Babynames.com tells me that, “The name Quinn is primarily a gender-neutral name of Irish origin …” Recently, my parents informed me that our Norwegian relatives were shocked to learn that I had been given an Irish name. Later in life, my father-in-law wasn’t sure I should marry Jill because my people “hadn’t come over on the Mayflower.” (I wish he was with us now. One reason I have that wish is then I could share the recent genealogical news that my 11th Great Grandfather, Francis Cooke, did in fact arrive on the Mayflower.)
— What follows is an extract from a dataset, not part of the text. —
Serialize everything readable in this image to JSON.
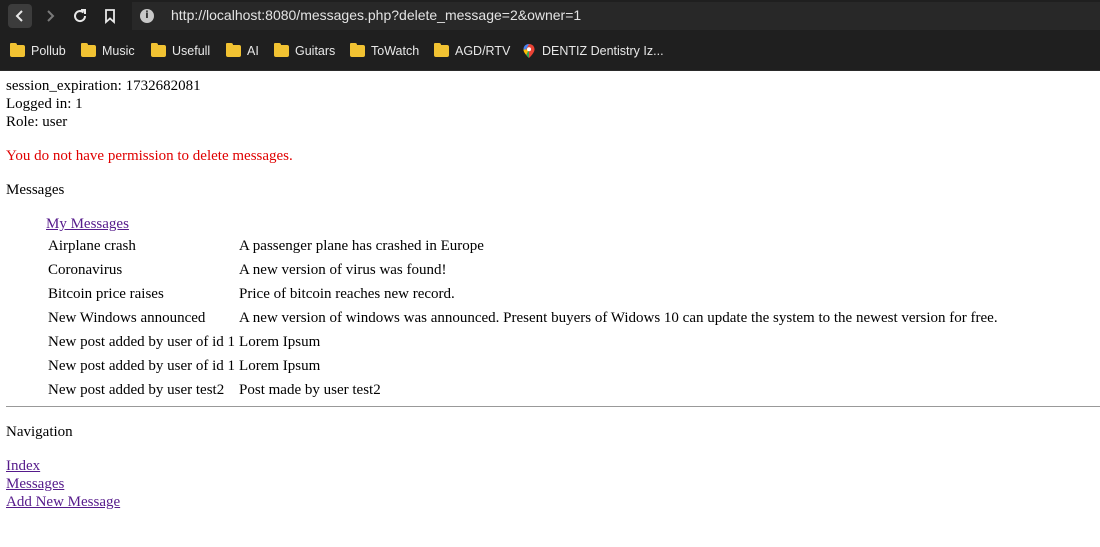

What is in a name? Who am I? Who are my people? A name can define who we are and to whom we belong. I recall hearing a friend question his mother for naming him after an absent father. He would hold that question as she would remind him whenever he was going out through his teenage years, “Remember who you are.” Nevertheless, years later, my friend chose that phrase as the title of his work on baptism.
I turn to naming at baptism because there is one transforming name that Christians claim, Jesus Christ. We baptize in the name of the Holy Trinity and claim to be with Jesus in his life, death, and resurrection. This process of engrafting into the Body of Christ establishes a self-correcting spirit of hopeful transformation. The family tree of Christian faith is ever changing and renewing. The image of God is dynamic and hopeful, particularly when seen through the life of the one who suffered, died, and is risen.
One challenge for our reflection was to consider writing a question and answer for a catechism. I suppose that if I were to reflect on further on identity, I would want to ponder deeply the many dynamics of being the Body of Christ. Here is a catechism question and answer I would write:
Question: How are we the Body of Christ?
Answer: The strong love of God connects many members into a common life. The body of Christ is God’s reconciling presence and purpose in Creation. Our baptism is a grace-filled act that unites us with the embodied life, death, and resurrection of Jesus Christ. We place discipleship in Christ on our shoulders like a garment of gratitude as we seek to demonstrate God’s presence and purpose. With every heartbeat, God joins our lives in this shared identity until the completion of our baptism in death and our joyful communion with the risen Christ.
© Brian R. Paulson – February 2023